Editor's note: This story contains spoilers for the "The Lion and the Rose," the April 13 episode of HBO's "Game of Thrones."
(CNN) -- So, that happened.
Fresh on the heels of the infamous Red Wedding, Sunday's "Game of Thrones" served up more murderous matrimony. But, with what fans have dubbed the "Purple Wedding," many of us finally got something we'd been hoping for since season one.
As the loathsome King Joffrey lay on the ground doing his best impersonation of Violet Beauregarde from "Willy Wonka & the Chocolate Factory," one question sprung to mind after the obligatory high fives: Who did it?
Certainly there is no shortage of folks who would have loved to off the sadistic, smug boy king. Here, we run down some of the key suspects and why they may have been behind the deadly deed. Let us know your theory in the comments (and, book readers, no spoilers, please!)
He's obviously Cersei's top suspect. And it's not like he doesn't have reasons.
There was no love lost between Tyrion and his nephew (remember the much-celebrated slap?) even before Joffrey went out of his way to humiliate him repeatedly, both before and after the wedding.
Slicing up his gift of a rare and priceless book? Check. Wine on the head? Check. Trying to force him into a humiliating performance at the feast? Check.
Was it all just too much for Tyrion? Not hard to imagine.
And then there's Tyrion's wife. Joffrey was responsible for the deaths of her father, mother and brother. And that's on top of having her publicly beaten and tossing her aside for a more politically useful marriage. (Not that she wanted anything to do with him by that point.)
Sansa may be as close to an innocent as still exists in King's Landing. But what better time than Joffrey's wedding day to exact some revenge?
"The Lannisters aren't the only ones who pay their debts."
When the Martells sent fiery warrior Oberyn to the wedding in place of his brother, Prince Doran, it was a not-so-subtle hint that they haven't forgotten, or forgiven, that Oberyn's sister, Elia, was raped and killed by Gregor "The Mountain" Clegane, who serves the Lannisters.
It only took hearing a Lannister song, "The Rains of Castamere," to send Oberyn into an anti-Lannister stabbing fit at a brothel. Was murdering Joffrey his plan all along?

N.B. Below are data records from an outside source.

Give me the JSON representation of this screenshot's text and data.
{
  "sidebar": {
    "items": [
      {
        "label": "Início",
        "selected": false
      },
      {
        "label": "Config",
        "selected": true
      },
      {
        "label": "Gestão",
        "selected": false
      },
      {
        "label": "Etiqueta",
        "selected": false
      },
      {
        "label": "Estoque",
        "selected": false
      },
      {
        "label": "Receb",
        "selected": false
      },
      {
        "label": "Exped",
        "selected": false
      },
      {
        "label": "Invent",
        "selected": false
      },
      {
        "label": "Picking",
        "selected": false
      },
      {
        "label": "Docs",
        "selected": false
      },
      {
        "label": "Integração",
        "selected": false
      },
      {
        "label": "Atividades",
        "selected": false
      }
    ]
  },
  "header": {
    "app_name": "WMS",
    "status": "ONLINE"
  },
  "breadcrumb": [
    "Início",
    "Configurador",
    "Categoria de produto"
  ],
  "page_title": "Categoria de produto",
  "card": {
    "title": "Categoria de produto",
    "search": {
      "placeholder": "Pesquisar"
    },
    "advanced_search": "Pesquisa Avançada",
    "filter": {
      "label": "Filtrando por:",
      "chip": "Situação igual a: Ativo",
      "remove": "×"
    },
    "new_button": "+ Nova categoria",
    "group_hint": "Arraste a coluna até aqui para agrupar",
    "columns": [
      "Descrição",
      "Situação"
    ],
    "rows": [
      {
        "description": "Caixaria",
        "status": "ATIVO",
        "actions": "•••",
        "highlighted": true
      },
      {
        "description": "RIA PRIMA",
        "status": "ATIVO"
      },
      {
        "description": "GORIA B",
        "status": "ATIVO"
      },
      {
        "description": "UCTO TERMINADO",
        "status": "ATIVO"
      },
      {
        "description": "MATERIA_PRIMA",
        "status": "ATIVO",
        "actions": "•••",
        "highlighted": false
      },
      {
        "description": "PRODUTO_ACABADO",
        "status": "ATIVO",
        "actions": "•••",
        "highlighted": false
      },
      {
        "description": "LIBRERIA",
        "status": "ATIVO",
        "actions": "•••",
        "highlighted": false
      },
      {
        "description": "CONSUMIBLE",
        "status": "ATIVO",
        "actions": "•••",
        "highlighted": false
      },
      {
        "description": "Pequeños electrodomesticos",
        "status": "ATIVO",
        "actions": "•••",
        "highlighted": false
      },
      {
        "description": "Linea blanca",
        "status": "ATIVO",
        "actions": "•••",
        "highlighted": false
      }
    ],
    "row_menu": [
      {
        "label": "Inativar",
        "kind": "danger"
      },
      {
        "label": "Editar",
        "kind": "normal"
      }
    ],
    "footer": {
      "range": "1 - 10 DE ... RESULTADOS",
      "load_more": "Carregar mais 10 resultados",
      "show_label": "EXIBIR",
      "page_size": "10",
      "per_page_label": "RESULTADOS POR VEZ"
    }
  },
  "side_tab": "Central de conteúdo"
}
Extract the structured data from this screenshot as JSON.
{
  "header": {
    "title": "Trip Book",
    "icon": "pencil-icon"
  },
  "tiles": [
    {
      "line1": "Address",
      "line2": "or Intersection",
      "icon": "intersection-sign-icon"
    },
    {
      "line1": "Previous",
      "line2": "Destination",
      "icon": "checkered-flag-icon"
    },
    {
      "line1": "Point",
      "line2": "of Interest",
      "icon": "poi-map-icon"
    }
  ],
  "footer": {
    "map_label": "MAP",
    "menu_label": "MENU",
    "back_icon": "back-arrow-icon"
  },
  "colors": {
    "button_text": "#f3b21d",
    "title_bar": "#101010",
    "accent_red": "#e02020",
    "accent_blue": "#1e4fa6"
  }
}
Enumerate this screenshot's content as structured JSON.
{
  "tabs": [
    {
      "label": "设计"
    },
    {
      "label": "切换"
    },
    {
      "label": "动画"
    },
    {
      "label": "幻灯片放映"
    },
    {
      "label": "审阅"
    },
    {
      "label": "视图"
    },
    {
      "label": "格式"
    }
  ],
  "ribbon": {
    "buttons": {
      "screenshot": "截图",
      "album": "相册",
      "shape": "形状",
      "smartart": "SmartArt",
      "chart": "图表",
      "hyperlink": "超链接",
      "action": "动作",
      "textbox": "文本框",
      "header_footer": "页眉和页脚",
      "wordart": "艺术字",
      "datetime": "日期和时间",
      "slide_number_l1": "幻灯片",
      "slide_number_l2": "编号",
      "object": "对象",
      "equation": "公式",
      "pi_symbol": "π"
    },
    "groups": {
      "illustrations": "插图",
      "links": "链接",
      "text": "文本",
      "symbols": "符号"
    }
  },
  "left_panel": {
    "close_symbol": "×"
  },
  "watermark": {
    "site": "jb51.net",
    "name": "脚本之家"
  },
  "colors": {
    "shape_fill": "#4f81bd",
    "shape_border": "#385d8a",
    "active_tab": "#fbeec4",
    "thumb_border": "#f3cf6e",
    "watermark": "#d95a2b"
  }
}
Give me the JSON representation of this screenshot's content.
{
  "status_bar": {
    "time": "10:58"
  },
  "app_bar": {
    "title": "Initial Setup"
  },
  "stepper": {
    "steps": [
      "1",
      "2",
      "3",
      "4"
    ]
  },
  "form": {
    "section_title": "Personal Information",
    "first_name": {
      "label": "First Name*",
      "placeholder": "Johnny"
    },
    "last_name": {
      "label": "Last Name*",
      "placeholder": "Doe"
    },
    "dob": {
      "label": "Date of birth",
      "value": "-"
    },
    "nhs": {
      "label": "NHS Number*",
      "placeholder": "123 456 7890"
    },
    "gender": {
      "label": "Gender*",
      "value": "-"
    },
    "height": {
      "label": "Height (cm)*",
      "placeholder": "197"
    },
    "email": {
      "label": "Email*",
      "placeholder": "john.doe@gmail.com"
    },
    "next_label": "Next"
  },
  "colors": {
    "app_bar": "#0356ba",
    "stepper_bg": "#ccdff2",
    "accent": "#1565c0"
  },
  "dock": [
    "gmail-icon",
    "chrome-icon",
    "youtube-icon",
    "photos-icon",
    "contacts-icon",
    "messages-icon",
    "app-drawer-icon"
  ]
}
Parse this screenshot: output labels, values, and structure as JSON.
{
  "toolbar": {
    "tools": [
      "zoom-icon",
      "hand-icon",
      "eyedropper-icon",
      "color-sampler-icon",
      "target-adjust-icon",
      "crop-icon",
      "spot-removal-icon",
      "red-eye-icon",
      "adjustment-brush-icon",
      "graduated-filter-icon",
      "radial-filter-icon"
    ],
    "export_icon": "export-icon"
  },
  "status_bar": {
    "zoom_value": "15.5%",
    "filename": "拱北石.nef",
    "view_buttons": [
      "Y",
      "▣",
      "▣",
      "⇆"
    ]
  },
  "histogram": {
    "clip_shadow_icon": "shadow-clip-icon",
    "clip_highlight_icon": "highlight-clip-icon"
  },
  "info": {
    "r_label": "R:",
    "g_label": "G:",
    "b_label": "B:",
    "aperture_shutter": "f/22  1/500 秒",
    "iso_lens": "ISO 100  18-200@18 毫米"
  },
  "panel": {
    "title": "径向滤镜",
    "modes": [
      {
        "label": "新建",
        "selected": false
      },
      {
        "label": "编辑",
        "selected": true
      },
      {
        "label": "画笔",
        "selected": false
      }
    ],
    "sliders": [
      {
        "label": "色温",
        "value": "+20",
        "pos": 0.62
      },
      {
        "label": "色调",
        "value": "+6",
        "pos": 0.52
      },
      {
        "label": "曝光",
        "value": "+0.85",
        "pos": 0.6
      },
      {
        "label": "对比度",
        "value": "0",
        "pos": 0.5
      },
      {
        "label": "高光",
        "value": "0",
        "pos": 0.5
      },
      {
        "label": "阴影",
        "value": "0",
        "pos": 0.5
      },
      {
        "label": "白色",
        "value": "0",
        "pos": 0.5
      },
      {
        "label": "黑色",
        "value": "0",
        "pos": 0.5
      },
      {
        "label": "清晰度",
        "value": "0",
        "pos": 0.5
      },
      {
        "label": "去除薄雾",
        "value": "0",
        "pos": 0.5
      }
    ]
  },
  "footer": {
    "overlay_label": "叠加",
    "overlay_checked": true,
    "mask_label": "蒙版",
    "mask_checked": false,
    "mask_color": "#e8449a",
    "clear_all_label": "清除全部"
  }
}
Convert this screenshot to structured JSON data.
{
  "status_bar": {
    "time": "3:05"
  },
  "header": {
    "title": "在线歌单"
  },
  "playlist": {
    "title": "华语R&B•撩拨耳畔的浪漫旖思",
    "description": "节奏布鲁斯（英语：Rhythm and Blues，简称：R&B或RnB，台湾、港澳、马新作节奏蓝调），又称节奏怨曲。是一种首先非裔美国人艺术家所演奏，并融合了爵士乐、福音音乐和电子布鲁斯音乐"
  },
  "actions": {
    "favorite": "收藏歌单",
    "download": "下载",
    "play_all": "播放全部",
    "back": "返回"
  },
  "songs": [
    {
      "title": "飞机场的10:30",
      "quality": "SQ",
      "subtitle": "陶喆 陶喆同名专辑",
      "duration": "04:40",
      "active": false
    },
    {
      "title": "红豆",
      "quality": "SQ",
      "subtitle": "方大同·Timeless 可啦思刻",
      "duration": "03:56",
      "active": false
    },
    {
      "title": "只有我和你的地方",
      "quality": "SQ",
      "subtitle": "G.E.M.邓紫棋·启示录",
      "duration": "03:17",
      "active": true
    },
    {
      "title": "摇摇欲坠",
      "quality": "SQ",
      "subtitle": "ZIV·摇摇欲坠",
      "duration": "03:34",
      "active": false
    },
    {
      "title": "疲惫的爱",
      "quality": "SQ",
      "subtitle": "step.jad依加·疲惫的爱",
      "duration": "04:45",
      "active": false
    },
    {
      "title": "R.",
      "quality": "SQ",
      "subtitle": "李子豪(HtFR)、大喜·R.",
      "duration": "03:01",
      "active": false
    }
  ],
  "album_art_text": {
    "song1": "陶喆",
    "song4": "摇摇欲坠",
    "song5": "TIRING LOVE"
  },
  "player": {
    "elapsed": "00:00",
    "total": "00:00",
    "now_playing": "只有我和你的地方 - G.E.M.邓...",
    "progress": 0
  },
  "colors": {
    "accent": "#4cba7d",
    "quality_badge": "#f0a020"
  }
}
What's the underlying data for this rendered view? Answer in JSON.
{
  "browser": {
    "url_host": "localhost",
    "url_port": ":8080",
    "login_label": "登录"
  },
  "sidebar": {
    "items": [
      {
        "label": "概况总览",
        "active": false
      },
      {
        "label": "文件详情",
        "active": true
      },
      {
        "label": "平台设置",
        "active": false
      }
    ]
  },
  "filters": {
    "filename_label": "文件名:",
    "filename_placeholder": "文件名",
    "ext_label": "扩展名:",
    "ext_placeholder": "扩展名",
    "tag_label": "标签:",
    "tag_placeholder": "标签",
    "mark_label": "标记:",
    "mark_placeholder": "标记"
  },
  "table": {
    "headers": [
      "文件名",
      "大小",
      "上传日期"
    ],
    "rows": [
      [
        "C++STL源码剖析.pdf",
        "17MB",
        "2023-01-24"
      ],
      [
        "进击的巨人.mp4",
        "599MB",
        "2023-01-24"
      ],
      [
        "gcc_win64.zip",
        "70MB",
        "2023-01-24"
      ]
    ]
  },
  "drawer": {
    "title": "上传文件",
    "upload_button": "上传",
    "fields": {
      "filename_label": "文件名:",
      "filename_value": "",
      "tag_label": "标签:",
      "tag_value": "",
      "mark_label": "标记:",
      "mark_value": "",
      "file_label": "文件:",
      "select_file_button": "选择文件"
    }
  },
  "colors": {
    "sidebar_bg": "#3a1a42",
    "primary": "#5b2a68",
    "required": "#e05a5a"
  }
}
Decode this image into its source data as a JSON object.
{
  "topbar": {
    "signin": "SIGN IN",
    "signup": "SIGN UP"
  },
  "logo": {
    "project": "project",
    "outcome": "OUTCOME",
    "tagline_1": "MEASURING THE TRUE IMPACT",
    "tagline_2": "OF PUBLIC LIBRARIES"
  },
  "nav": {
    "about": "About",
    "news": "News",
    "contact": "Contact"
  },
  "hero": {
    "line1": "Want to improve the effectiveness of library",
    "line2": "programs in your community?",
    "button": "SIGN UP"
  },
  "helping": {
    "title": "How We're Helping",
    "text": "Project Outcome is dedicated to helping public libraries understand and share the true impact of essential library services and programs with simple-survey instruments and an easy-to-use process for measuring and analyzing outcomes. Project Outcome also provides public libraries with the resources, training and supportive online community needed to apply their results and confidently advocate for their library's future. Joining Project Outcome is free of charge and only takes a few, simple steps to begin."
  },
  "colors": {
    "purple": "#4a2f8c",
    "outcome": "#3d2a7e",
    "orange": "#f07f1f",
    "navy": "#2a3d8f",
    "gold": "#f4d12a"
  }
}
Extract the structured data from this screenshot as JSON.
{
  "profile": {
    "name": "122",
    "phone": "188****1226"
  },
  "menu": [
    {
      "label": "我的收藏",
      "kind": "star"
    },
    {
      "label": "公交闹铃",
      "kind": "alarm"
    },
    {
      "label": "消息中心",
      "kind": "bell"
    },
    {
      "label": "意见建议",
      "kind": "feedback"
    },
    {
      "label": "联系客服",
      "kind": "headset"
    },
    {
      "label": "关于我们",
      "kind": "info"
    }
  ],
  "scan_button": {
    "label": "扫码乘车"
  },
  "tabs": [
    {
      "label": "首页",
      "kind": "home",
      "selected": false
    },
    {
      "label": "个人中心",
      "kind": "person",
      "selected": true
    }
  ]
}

The wedding was over. Margaery was a queen. But Margaery and the rest of the Tyrell family, particularly Margaery's grandmother Olenna, had no doubts about what a rotten little bastard (literally) Joffrey was.
It's possible they've concocted a scheme to off Joffrey, but still press their claim for the Iron Throne now that Margaery has a crown on her head.
Stannis and Melisandre
As Jaime told Joffrey, the war is not over.
We assume Joffrey's transition to a lovely shade of purple was due to poisoning. But could it have been more dark magic from the Red Priestess instead?
It's easy to focus on the people who were at the wedding. But we've already seen what Melisandre can do to a foe without having to be in his presence. Could this have been an otherworldly announcement that Stannis is down, but not out?
Seriously, who doesn't have one reason or another to want Joffrey dead?
Lord Varys isn't called "The Spider" for nothing. He's sneaky, as well as professing to be the only person in Westeros who truly wants what's best for the kingdom. He could have decided that's not Joffrey.
Knight-turned-fool Ser Dontos was obviously up to something. Was this part of a plan to save Sansa and avenge his humbling by Joffrey?
It's hard to imagine how Daenerys could have played a part from across the Narrow Sea. But could someone loyal to the Targaryens have made a move to weaken the Lannisters' hold on the throne?
We can presume it will all become clear in time. Meanwhile, we'll make a mental note to never, ever, accept a wedding invitation in Westeros.